But thank fucking goodness for our camp-mates that night! We ended up setting up right beside 2 other females hiking together, and started making small talk with them. One of them had hiked the JMT in the past, and was redoing part of the trail with the other girl – they had just gotten started. Fortunately, Jennifer started talking about her blisters and how bad they were, and the woman admitted that she had the exact same problem when she did the JMT. So Jennifer said, “what did you do?”. Answer – DUCT TAPE.
Imagine angels singing “hallelujah” in the background, and loudly.
Needless to say, hearing it straight from a person who’d been through the exact situation (and who still had skin on her feet) was precisely what Jennifer needed that night. For about two seconds, I thought about how different the past couple of days might have been had she just listened to me, but I knew that was pointless, and it was all about moving forward at this point. And truthfully, I get it – duct tape does sound like a crazy crazy idea.
J: I was not in disagreement with Heather’s original idea of using duct tape, but we didn’t really have that much left. I’d used a good chunk of my duct tape on my water bladder that got a leak on day 2, and Heather had only brought a few pieces that she’d stuck onto her bear canister. I was worried about using all of our duct tape on my stupid feet and then not having it if we were to need it for some major gear repair later on. However, if I kept using a new round of band-aids and leukotape every day, I would only have a few more days of supplies left for my feet. So slapping the last of my bandages on my feet, wrapping them with duct tape, and leaving that on for a few days seemed like my best and only option. So, YES, thank you trail angel lady AND Heather (again) for encouraging me to use that duct tape. I’m positive my feet would have fallen off without you.

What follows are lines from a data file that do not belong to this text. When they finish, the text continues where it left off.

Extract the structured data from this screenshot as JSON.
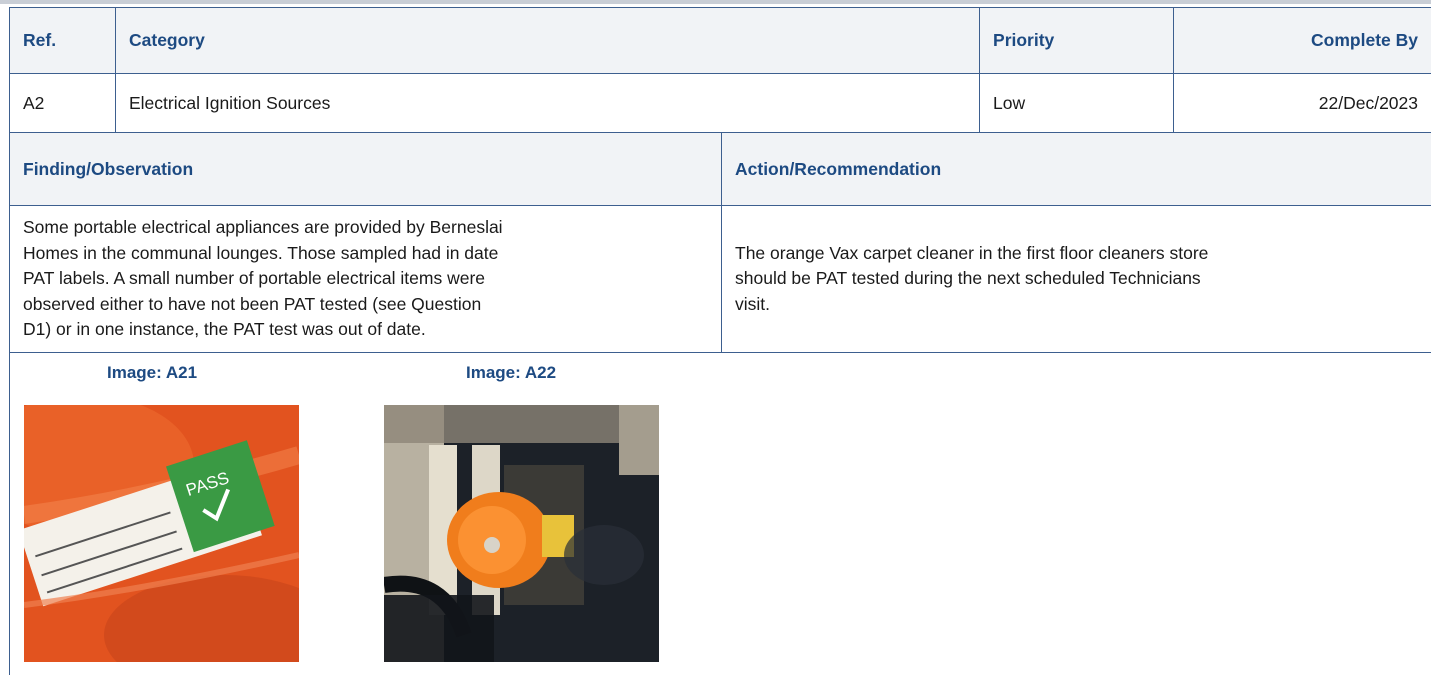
{
  "header": {
    "ref_label": "Ref.",
    "category_label": "Category",
    "priority_label": "Priority",
    "complete_by_label": "Complete By"
  },
  "item": {
    "ref": "A2",
    "category": "Electrical Ignition Sources",
    "priority": "Low",
    "complete_by": "22/Dec/2023"
  },
  "finding": {
    "label": "Finding/Observation",
    "lines": [
      "Some portable electrical appliances are provided by Berneslai",
      "Homes in the communal lounges. Those sampled had in date",
      "PAT labels. A small number of portable electrical items were",
      "observed either to have not been PAT tested (see Question",
      "D1) or in one instance, the PAT test was out of date."
    ]
  },
  "action": {
    "label": "Action/Recommendation",
    "lines": [
      "The orange Vax carpet cleaner in the first floor cleaners store",
      "should be PAT tested during the next scheduled Technicians",
      "visit."
    ]
  },
  "images": [
    {
      "caption": "Image: A21",
      "label_text": "PASS"
    },
    {
      "caption": "Image: A22"
    }
  ]
}
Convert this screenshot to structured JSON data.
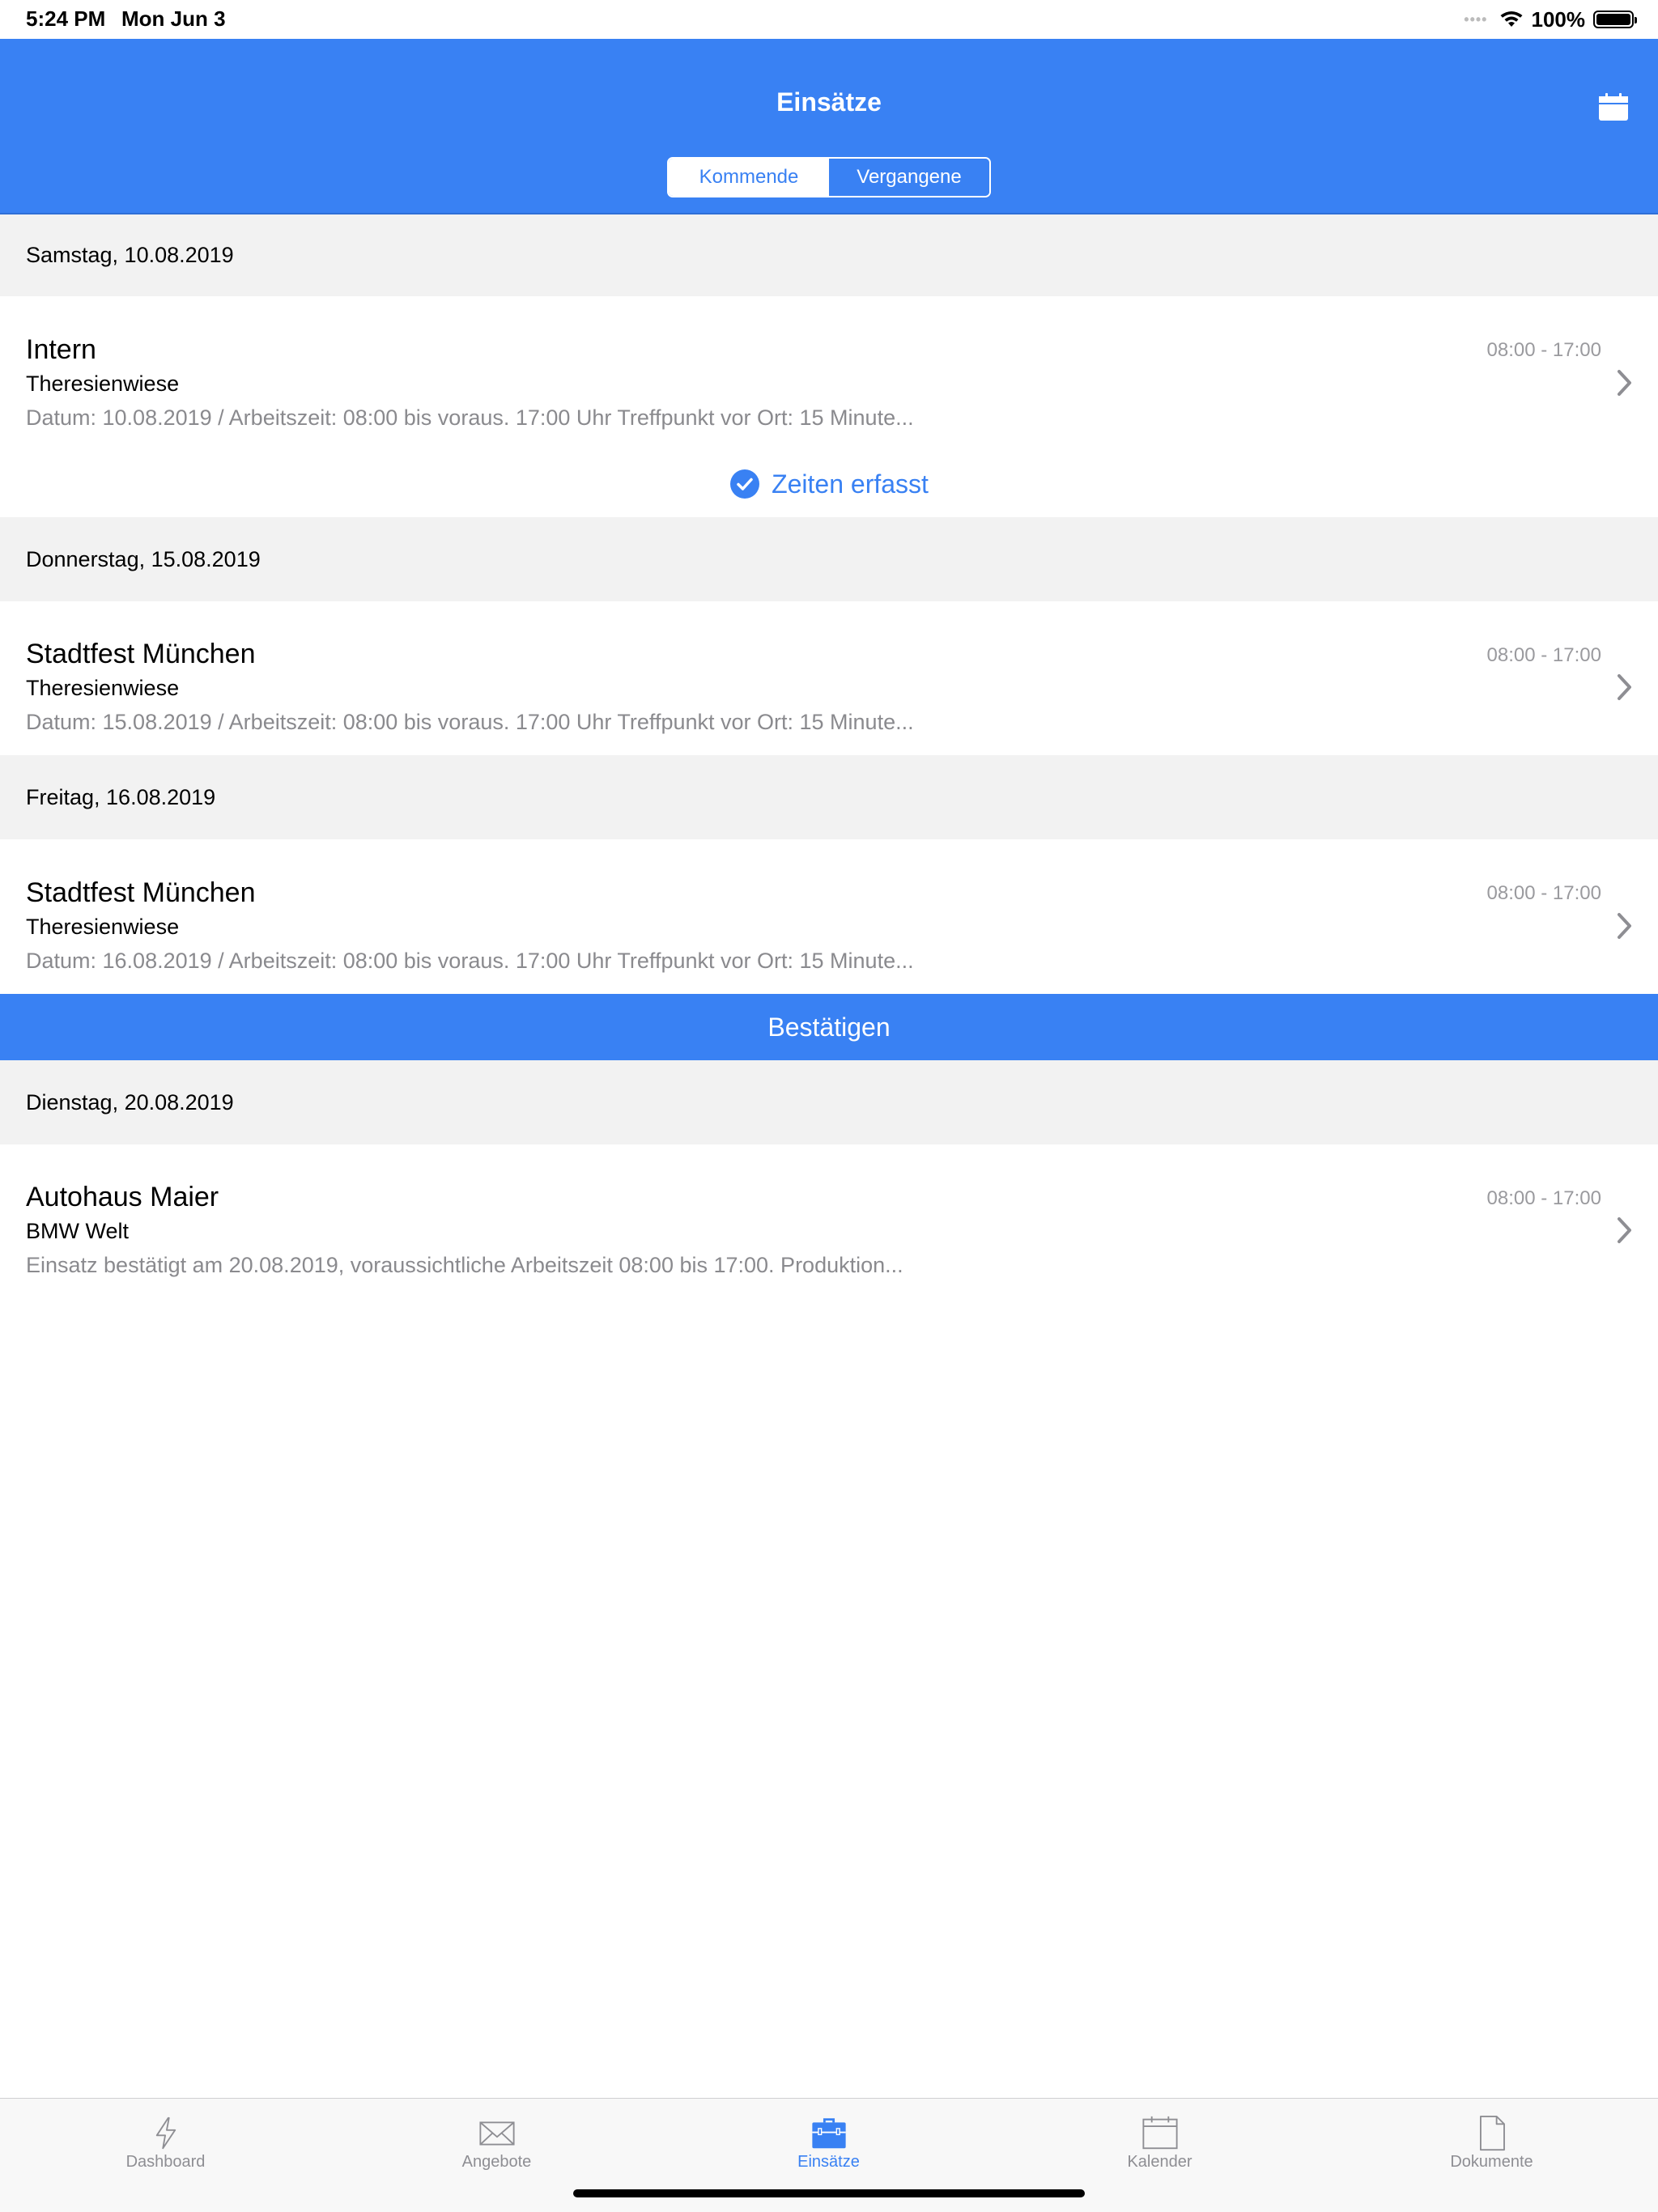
{
  "status_bar": {
    "time": "5:24 PM",
    "date": "Mon Jun 3",
    "battery": "100%"
  },
  "nav": {
    "title": "Einsätze",
    "calendar_icon": "calendar-icon",
    "segments": [
      "Kommende",
      "Vergangene"
    ],
    "selected_segment": "Kommende"
  },
  "sections": [
    {
      "header": "Samstag, 10.08.2019",
      "item": {
        "title": "Intern",
        "location": "Theresienwiese",
        "description": "Datum: 10.08.2019 / Arbeitszeit: 08:00 bis voraus. 17:00 Uhr Treffpunkt vor Ort: 15 Minute...",
        "time": "08:00 - 17:00",
        "status": "Zeiten erfasst"
      }
    },
    {
      "header": "Donnerstag, 15.08.2019",
      "item": {
        "title": "Stadtfest München",
        "location": "Theresienwiese",
        "description": "Datum: 15.08.2019 / Arbeitszeit: 08:00 bis voraus. 17:00 Uhr Treffpunkt vor Ort: 15 Minute...",
        "time": "08:00 - 17:00"
      }
    },
    {
      "header": "Freitag, 16.08.2019",
      "item": {
        "title": "Stadtfest München",
        "location": "Theresienwiese",
        "description": "Datum: 16.08.2019 / Arbeitszeit: 08:00 bis voraus. 17:00 Uhr Treffpunkt vor Ort: 15 Minute...",
        "time": "08:00 - 17:00",
        "action": "Bestätigen"
      }
    },
    {
      "header": "Dienstag, 20.08.2019",
      "item": {
        "title": "Autohaus Maier",
        "location": "BMW Welt",
        "description": "Einsatz bestätigt am 20.08.2019, voraussichtliche Arbeitszeit 08:00 bis 17:00. Produktion...",
        "time": "08:00 - 17:00"
      }
    }
  ],
  "tabbar": {
    "active": "Einsätze",
    "tabs": [
      {
        "label": "Dashboard",
        "icon": "bolt-icon"
      },
      {
        "label": "Angebote",
        "icon": "envelope-icon"
      },
      {
        "label": "Einsätze",
        "icon": "briefcase-icon"
      },
      {
        "label": "Kalender",
        "icon": "calendar-icon"
      },
      {
        "label": "Dokumente",
        "icon": "document-icon"
      }
    ]
  },
  "colors": {
    "accent": "#3981f3",
    "section_bg": "#f2f2f2",
    "secondary_text": "#8a8a8e"
  }
}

This might sound dramatic, and this woman will never know it, but she was a true Trail Fairy. I’m going to say that without a doubt, meeting her and hearing her advice was the very reason that Days 12-20 happened (that, and the fact that Jennifer probably wouldn’t have quit anyway if it really came down to it because she is 1) stubborn and 2) badass). And not only did Days 12-20 happen, but we turned a major corner and we had a lot of really fun times and lots of smiles and adventures ahead of us. If I could go back to that night, I probably would have given her one of my Snickers bars, or at least shared one with her. Or given her a bite. Okay, maybe just a big stinky hug.
Thank you, nice lady/Trail Fairy at Goddard Canyon on August 4, 2015!!
the deer get so close!
Day 11 Details (August 4, 2015):
Start-Finish: Marie Lake Outlet to Goddard Canyon Junction
Daily Miles: ~16
Mileage Tally: 130.9
Camp elevation: 8,480 ft
Hiking Elevation: 1,005 ft gain; 3,111 ft loss